Two other things that must be submitted in your design doc milestone. First, a tech proof-of-concept. That is, you should be able to demonstrate the key game mechanisms and technical elements that form the core of your game. Many people propose designs that aren't based in reality, so you need to prove that the game you're designing is actually possible. Second, a schedule that outlines a detailed breakdown of the tasks for your alpha demo, including who is going to work on each part, and when. These tasks should be "atomic", meaning that there is no practical way to divide them into smaller tasks. This should also include the list of features that will be added for the beta milestone, but it's understood that this list is highly subjective to change.

Mini Demos

Mini demos are 5 minute in-class meetins where you update the instructoro on the progress of your game.
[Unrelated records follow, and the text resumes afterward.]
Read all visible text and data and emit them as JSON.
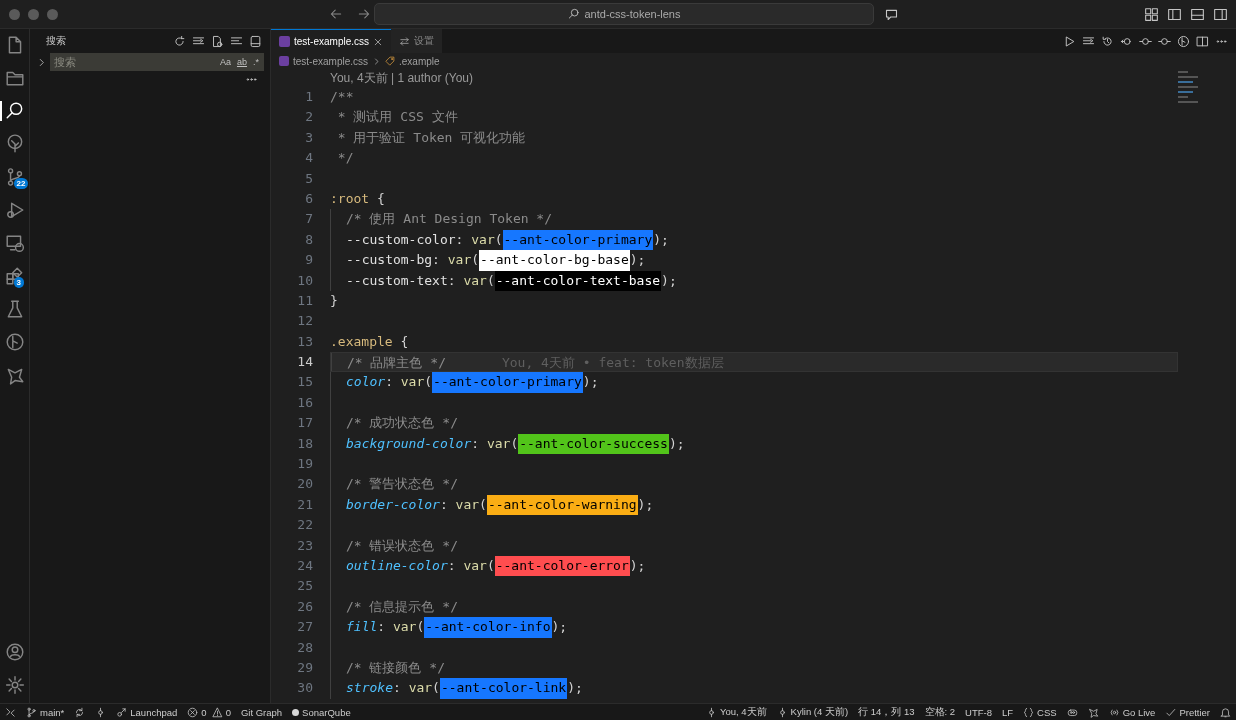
{
  "window": {
    "title": "antd-css-token-lens"
  },
  "activity_bar": {
    "items": [
      {
        "selected": false
      },
      {
        "selected": false
      },
      {
        "selected": true
      },
      {
        "selected": false
      },
      {
        "selected": false,
        "badge": "22"
      },
      {
        "selected": false
      },
      {
        "selected": false
      },
      {
        "selected": false,
        "badge": "3"
      },
      {
        "selected": false
      },
      {
        "selected": false
      },
      {
        "selected": false
      }
    ]
  },
  "sidebar": {
    "title": "搜索",
    "search": {
      "placeholder": "搜索",
      "options": [
        "Aa",
        "ab",
        ".*"
      ]
    }
  },
  "tabs": [
    {
      "label": "test-example.css",
      "selected": true,
      "kind": "file"
    },
    {
      "label": "设置",
      "selected": false,
      "kind": "settings"
    }
  ],
  "breadcrumb": [
    {
      "label": "test-example.css",
      "kind": "file"
    },
    {
      "label": ".example",
      "kind": "symbol"
    }
  ],
  "editor": {
    "codelens": "You, 4天前 | 1 author (You)",
    "lines": [
      {
        "number": "1",
        "selected": false,
        "indented": false,
        "tokens": [
          {
            "kind": "comment",
            "text": "/**"
          }
        ]
      },
      {
        "number": "2",
        "selected": false,
        "indented": false,
        "tokens": [
          {
            "kind": "comment",
            "text": " * 测试用 CSS 文件"
          }
        ]
      },
      {
        "number": "3",
        "selected": false,
        "indented": false,
        "tokens": [
          {
            "kind": "comment",
            "text": " * 用于验证 Token 可视化功能"
          }
        ]
      },
      {
        "number": "4",
        "selected": false,
        "indented": false,
        "tokens": [
          {
            "kind": "comment",
            "text": " */"
          }
        ]
      },
      {
        "number": "5",
        "selected": false,
        "indented": false
      },
      {
        "number": "6",
        "selected": false,
        "indented": false,
        "tokens": [
          {
            "kind": "selector",
            "text": ":root"
          },
          {
            "kind": "punct",
            "text": " {"
          }
        ]
      },
      {
        "number": "7",
        "selected": false,
        "indented": true,
        "tokens": [
          {
            "kind": "comment",
            "text": "/* 使用 Ant Design Token */"
          }
        ]
      },
      {
        "number": "8",
        "selected": false,
        "indented": true,
        "tokens": [
          {
            "kind": "variable",
            "text": "--custom-color"
          },
          {
            "kind": "punct",
            "text": ": "
          },
          {
            "kind": "function",
            "text": "var"
          },
          {
            "kind": "punct",
            "text": "("
          },
          {
            "kind": "token",
            "text": "--ant-color-primary",
            "color": "#1677ff"
          },
          {
            "kind": "punct",
            "text": ");"
          }
        ]
      },
      {
        "number": "9",
        "selected": false,
        "indented": true,
        "tokens": [
          {
            "kind": "variable",
            "text": "--custom-bg"
          },
          {
            "kind": "punct",
            "text": ": "
          },
          {
            "kind": "function",
            "text": "var"
          },
          {
            "kind": "punct",
            "text": "("
          },
          {
            "kind": "token",
            "text": "--ant-color-bg-base",
            "color": "#ffffff"
          },
          {
            "kind": "punct",
            "text": ");"
          }
        ]
      },
      {
        "number": "10",
        "selected": false,
        "indented": true,
        "tokens": [
          {
            "kind": "variable",
            "text": "--custom-text"
          },
          {
            "kind": "punct",
            "text": ": "
          },
          {
            "kind": "function",
            "text": "var"
          },
          {
            "kind": "punct",
            "text": "("
          },
          {
            "kind": "token",
            "text": "--ant-color-text-base",
            "color": "#000000"
          },
          {
            "kind": "punct",
            "text": ");"
          }
        ]
      },
      {
        "number": "11",
        "selected": false,
        "indented": false,
        "tokens": [
          {
            "kind": "punct",
            "text": "}"
          }
        ]
      },
      {
        "number": "12",
        "selected": false,
        "indented": false
      },
      {
        "number": "13",
        "selected": false,
        "indented": false,
        "tokens": [
          {
            "kind": "selector",
            "text": ".example"
          },
          {
            "kind": "punct",
            "text": " {"
          }
        ]
      },
      {
        "number": "14",
        "selected": true,
        "indented": true,
        "tokens": [
          {
            "kind": "comment",
            "text": "/* 品牌主色 */"
          }
        ],
        "blame": "You, 4天前 • feat: token数据层"
      },
      {
        "number": "15",
        "selected": false,
        "indented": true,
        "tokens": [
          {
            "kind": "property",
            "text": "color"
          },
          {
            "kind": "punct",
            "text": ": "
          },
          {
            "kind": "function",
            "text": "var"
          },
          {
            "kind": "punct",
            "text": "("
          },
          {
            "kind": "token",
            "text": "--ant-color-primary",
            "color": "#1677ff"
          },
          {
            "kind": "punct",
            "text": ");"
          }
        ]
      },
      {
        "number": "16",
        "selected": false,
        "indented": true
      },
      {
        "number": "17",
        "selected": false,
        "indented": true,
        "tokens": [
          {
            "kind": "comment",
            "text": "/* 成功状态色 */"
          }
        ]
      },
      {
        "number": "18",
        "selected": false,
        "indented": true,
        "tokens": [
          {
            "kind": "property",
            "text": "background-color"
          },
          {
            "kind": "punct",
            "text": ": "
          },
          {
            "kind": "function",
            "text": "var"
          },
          {
            "kind": "punct",
            "text": "("
          },
          {
            "kind": "token",
            "text": "--ant-color-success",
            "color": "#52c41a"
          },
          {
            "kind": "punct",
            "text": ");"
          }
        ]
      },
      {
        "number": "19",
        "selected": false,
        "indented": true
      },
      {
        "number": "20",
        "selected": false,
        "indented": true,
        "tokens": [
          {
            "kind": "comment",
            "text": "/* 警告状态色 */"
          }
        ]
      },
      {
        "number": "21",
        "selected": false,
        "indented": true,
        "tokens": [
          {
            "kind": "property",
            "text": "border-color"
          },
          {
            "kind": "punct",
            "text": ": "
          },
          {
            "kind": "function",
            "text": "var"
          },
          {
            "kind": "punct",
            "text": "("
          },
          {
            "kind": "token",
            "text": "--ant-color-warning",
            "color": "#faad14"
          },
          {
            "kind": "punct",
            "text": ");"
          }
        ]
      },
      {
        "number": "22",
        "selected": false,
        "indented": true
      },
      {
        "number": "23",
        "selected": false,
        "indented": true,
        "tokens": [
          {
            "kind": "comment",
            "text": "/* 错误状态色 */"
          }
        ]
      },
      {
        "number": "24",
        "selected": false,
        "indented": true,
        "tokens": [
          {
            "kind": "property",
            "text": "outline-color"
          },
          {
            "kind": "punct",
            "text": ": "
          },
          {
            "kind": "function",
            "text": "var"
          },
          {
            "kind": "punct",
            "text": "("
          },
          {
            "kind": "token",
            "text": "--ant-color-error",
            "color": "#ff4d4f"
          },
          {
            "kind": "punct",
            "text": ");"
          }
        ]
      },
      {
        "number": "25",
        "selected": false,
        "indented": true
      },
      {
        "number": "26",
        "selected": false,
        "indented": true,
        "tokens": [
          {
            "kind": "comment",
            "text": "/* 信息提示色 */"
          }
        ]
      },
      {
        "number": "27",
        "selected": false,
        "indented": true,
        "tokens": [
          {
            "kind": "property",
            "text": "fill"
          },
          {
            "kind": "punct",
            "text": ": "
          },
          {
            "kind": "function",
            "text": "var"
          },
          {
            "kind": "punct",
            "text": "("
          },
          {
            "kind": "token",
            "text": "--ant-color-info",
            "color": "#1677ff"
          },
          {
            "kind": "punct",
            "text": ");"
          }
        ]
      },
      {
        "number": "28",
        "selected": false,
        "indented": true
      },
      {
        "number": "29",
        "selected": false,
        "indented": true,
        "tokens": [
          {
            "kind": "comment",
            "text": "/* 链接颜色 */"
          }
        ]
      },
      {
        "number": "30",
        "selected": false,
        "indented": true,
        "tokens": [
          {
            "kind": "property",
            "text": "stroke"
          },
          {
            "kind": "punct",
            "text": ": "
          },
          {
            "kind": "function",
            "text": "var"
          },
          {
            "kind": "punct",
            "text": "("
          },
          {
            "kind": "token",
            "text": "--ant-color-link",
            "color": "#1677ff"
          },
          {
            "kind": "punct",
            "text": ");"
          }
        ]
      }
    ]
  },
  "status_bar": {
    "left": [
      {
        "kind": "remote"
      },
      {
        "kind": "branch",
        "text": "main*"
      },
      {
        "kind": "sync"
      },
      {
        "kind": "graph"
      },
      {
        "kind": "launchpad",
        "text": "Launchpad"
      },
      {
        "kind": "errors",
        "text": "0"
      },
      {
        "kind": "warnings",
        "text": "0"
      },
      {
        "kind": "text",
        "text": "Git Graph"
      },
      {
        "kind": "dot",
        "text": "SonarQube"
      }
    ],
    "right": [
      {
        "kind": "blame",
        "text": "You, 4天前"
      },
      {
        "kind": "blame",
        "text": "Kylin (4 天前)"
      },
      {
        "kind": "text",
        "text": "行 14，列 13"
      },
      {
        "kind": "text",
        "text": "空格: 2"
      },
      {
        "kind": "text",
        "text": "UTF-8"
      },
      {
        "kind": "text",
        "text": "LF"
      },
      {
        "kind": "language",
        "text": "CSS"
      },
      {
        "kind": "copilot"
      },
      {
        "kind": "extension"
      },
      {
        "kind": "live",
        "text": "Go Live"
      },
      {
        "kind": "prettier",
        "text": "Prettier"
      },
      {
        "kind": "bell"
      }
    ]
  }
}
Included in this are obstacles that you encountered, a list of goals for the following week and where appropriate, a small demo of your current game.

If little or no progress has been made from one week to the next, the team forfeits the mini-demo mark for that week.

Alpha Demo

The alpha for a game is usually the first playable prototype, featuring all of the main eleoments of the game in some recognizable and playable form. It's meant to be rough around the edges, but with all the game elements that you want to get feedback on.

Playtest Report

Playtesting is essential to discovering whether the game you envisioned is the game that others perceive. The report documents how effective the game is at achieving the goals it set out to achieve, and what action should be taken to better achieve these goals. This also requires a simple analysis, the result of which will specifically indicate what portions of the game need to be cut, and which need to be fixed (with a preference for the former).

Beta Demo Presentation

The beta stage indicates a feature-complete game. Which means that no new features are added, and the focus of the remaining two weeks is polishing what's already there.

Game Release

The game release indicates that the product is ready to ship, even if it means that certain features aren't included. It coincides with a final playtesting session, where external testers in your target aduience. Their evaluation goes toward your final mark, as do the peer and self-evaluations. Depending on your contributions to the group, you may get your project mark increased or decreased by a certain percentage, so be a good citizen to your partner.


The course offers (and sometimes requires) active participation in the course components, which involved giving feedback during presentation sessions, attending game-related events, engaging in class topics, etc.